DATA SHOWN:
+++

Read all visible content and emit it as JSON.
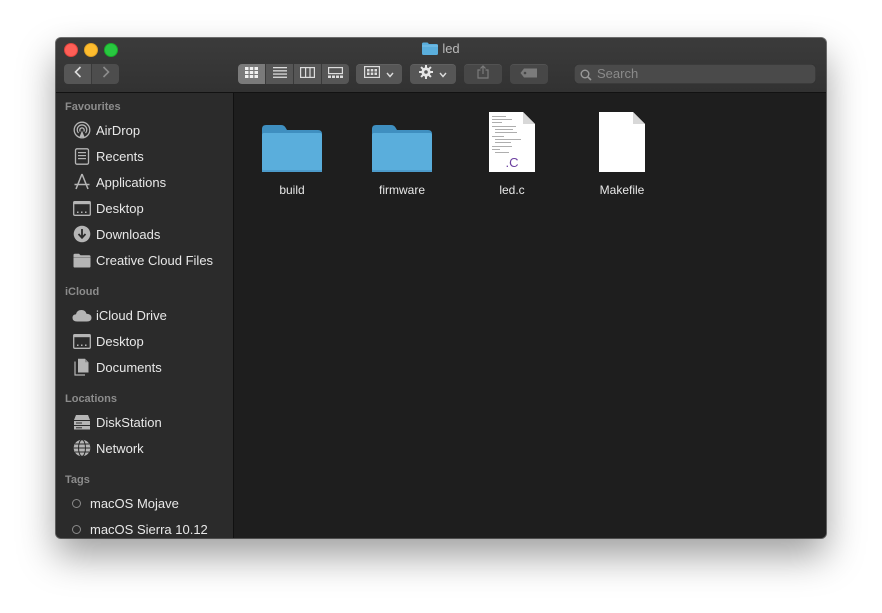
{
  "window": {
    "title": "led"
  },
  "toolbar": {
    "search_placeholder": "Search"
  },
  "sidebar": {
    "sections": {
      "favourites": "Favourites",
      "icloud": "iCloud",
      "locations": "Locations",
      "tags": "Tags"
    },
    "favourites": [
      {
        "label": "AirDrop",
        "icon": "airdrop-icon"
      },
      {
        "label": "Recents",
        "icon": "recents-icon"
      },
      {
        "label": "Applications",
        "icon": "applications-icon"
      },
      {
        "label": "Desktop",
        "icon": "desktop-icon"
      },
      {
        "label": "Downloads",
        "icon": "downloads-icon"
      },
      {
        "label": "Creative Cloud Files",
        "icon": "folder-icon"
      }
    ],
    "icloud": [
      {
        "label": "iCloud Drive",
        "icon": "cloud-icon"
      },
      {
        "label": "Desktop",
        "icon": "desktop-icon"
      },
      {
        "label": "Documents",
        "icon": "documents-icon"
      }
    ],
    "locations": [
      {
        "label": "DiskStation",
        "icon": "server-icon"
      },
      {
        "label": "Network",
        "icon": "network-icon"
      }
    ],
    "tags": [
      {
        "label": "macOS Mojave"
      },
      {
        "label": "macOS Sierra 10.12"
      }
    ]
  },
  "files": [
    {
      "name": "build",
      "kind": "folder"
    },
    {
      "name": "firmware",
      "kind": "folder"
    },
    {
      "name": "led.c",
      "kind": "c-source",
      "badge": ".C"
    },
    {
      "name": "Makefile",
      "kind": "document"
    }
  ],
  "colors": {
    "folder": "#5aaedc",
    "c_badge": "#6b3fa0",
    "close": "#fe5f57",
    "minimize": "#febc2e",
    "maximize": "#28c840"
  }
}
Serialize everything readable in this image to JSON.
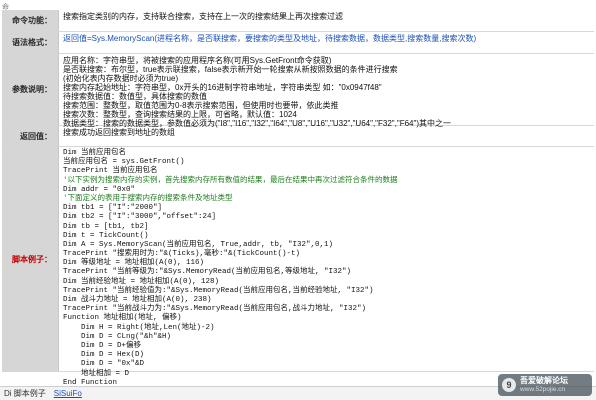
{
  "rows": [
    {
      "label": "命令功能：",
      "lines": [
        {
          "text": "搜索指定类别的内存，支持联合搜索，支持在上一次的搜索结果上再次搜索过滤",
          "cls": ""
        }
      ]
    },
    {
      "label": "语法格式：",
      "lines": [
        {
          "text": "返回值=Sys.MemoryScan(进程名称，是否联搜索，要搜索的类型及地址，待搜索数据，数据类型,搜索数量,搜索次数)",
          "cls": "blue"
        }
      ]
    },
    {
      "label": "参数说明：",
      "lines": [
        {
          "text": "应用名称：字符串型，将被搜索的应用程序名称(可用Sys.GetFront命令获取)",
          "cls": ""
        },
        {
          "text": "是否联搜索：布尔型，true表示联搜索，false表示新开始一轮搜索从新按照数据的条件进行搜索",
          "cls": ""
        },
        {
          "text": "(初始化表内存数据时必须为true)",
          "cls": ""
        },
        {
          "text": "搜索内存起始地址：字符串型，0x开头的16进制字符串地址，字符串类型 如：\"0x0947f48\"",
          "cls": ""
        },
        {
          "text": "待搜索数据值：数值型，具体搜索的数值",
          "cls": ""
        },
        {
          "text": "搜索范围：整数型，取值范围为0-8表示搜索范围，但使用时也要带，依此类推",
          "cls": ""
        },
        {
          "text": "搜索次数：整数型，查询搜索结果的上限，可省略，默认值：1024",
          "cls": ""
        },
        {
          "text": "数据类型：搜索的数据类型，参数值必须为(\"I8\",\"I16\",\"I32\",\"I64\",\"U8\",\"U16\",\"U32\",\"U64\",\"F32\",\"F64\")其中之一",
          "cls": ""
        }
      ]
    },
    {
      "label": "返回值：",
      "lines": [
        {
          "text": "搜索成功返回搜索到地址的数组",
          "cls": ""
        }
      ]
    },
    {
      "label": "脚本例子：",
      "lines": [
        {
          "text": "Dim 当前应用包名",
          "cls": ""
        },
        {
          "text": "当前应用包名 = sys.GetFront()",
          "cls": ""
        },
        {
          "text": "TracePrint 当前应用包名",
          "cls": ""
        },
        {
          "text": "'以下实例为搜索内存的实例，首先搜索内存所有数值的结果，最后在结果中再次过滤符合条件的数据",
          "cls": "green"
        },
        {
          "text": "Dim addr = \"0x0\"",
          "cls": ""
        },
        {
          "text": "'下面定义的表用于搜索内存的搜索条件及地址类型",
          "cls": "green"
        },
        {
          "text": "Dim tb1 = [\"I\":\"2000\"]",
          "cls": ""
        },
        {
          "text": "Dim tb2 = [\"I\":\"3000\",\"offset\":24]",
          "cls": ""
        },
        {
          "text": "Dim tb = [tb1, tb2]",
          "cls": ""
        },
        {
          "text": "Dim t = TickCount()",
          "cls": ""
        },
        {
          "text": "Dim A = Sys.MemoryScan(当前应用包名, True,addr, tb, \"I32\",0,1)",
          "cls": ""
        },
        {
          "text": "TracePrint \"搜索用时为:\"&(Ticks),毫秒:\"&(TickCount()-t)",
          "cls": ""
        },
        {
          "text": "Dim 等级地址 = 地址相加(A(0), 116)",
          "cls": ""
        },
        {
          "text": "TracePrint \"当前等级为:\"&Sys.MemoryRead(当前应用包名,等级地址, \"I32\")",
          "cls": ""
        },
        {
          "text": "Dim 当前经验地址 = 地址相加(A(0), 128)",
          "cls": ""
        },
        {
          "text": "TracePrint \"当前经验值为:\"&Sys.MemoryRead(当前应用包名,当前经验地址, \"I32\")",
          "cls": ""
        },
        {
          "text": "Dim 战斗力地址 = 地址相加(A(0), 238)",
          "cls": ""
        },
        {
          "text": "TracePrint \"当前战斗力为:\"&Sys.MemoryRead(当前应用包名,战斗力地址, \"I32\")",
          "cls": ""
        },
        {
          "text": "Function 地址相加(地址, 偏移)",
          "cls": ""
        },
        {
          "text": "    Dim H = Right(地址,Len(地址)-2)",
          "cls": ""
        },
        {
          "text": "    Dim D = CLng(\"&h\"&H)",
          "cls": ""
        },
        {
          "text": "    Dim D = D+偏移",
          "cls": ""
        },
        {
          "text": "    Dim D = Hex(D)",
          "cls": ""
        },
        {
          "text": "    Dim D = \"0x\"&D",
          "cls": ""
        },
        {
          "text": "    地址相加 = D",
          "cls": ""
        },
        {
          "text": "End Function",
          "cls": ""
        }
      ]
    }
  ],
  "footer": {
    "tab": "Di  脚本例子",
    "link": "SiSuiFo"
  },
  "watermark": {
    "logo": "9",
    "line1": "吾爱破解论坛",
    "line2": "www.52pojie.cn"
  },
  "corner": "命"
}
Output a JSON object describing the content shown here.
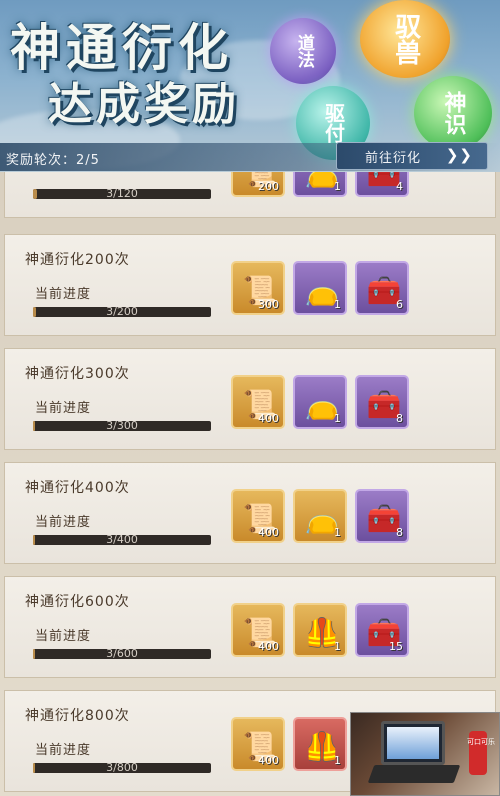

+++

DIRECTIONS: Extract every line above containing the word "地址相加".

SOLUTION BELOW:
          "text": "Dim 等级地址 = 地址相加(A(0), 116)",
          "text": "Dim 当前经验地址 = 地址相加(A(0), 128)",
          "text": "Dim 战斗力地址 = 地址相加(A(0), 238)",
          "text": "Function 地址相加(地址, 偏移)",
          "text": "    地址相加 = D",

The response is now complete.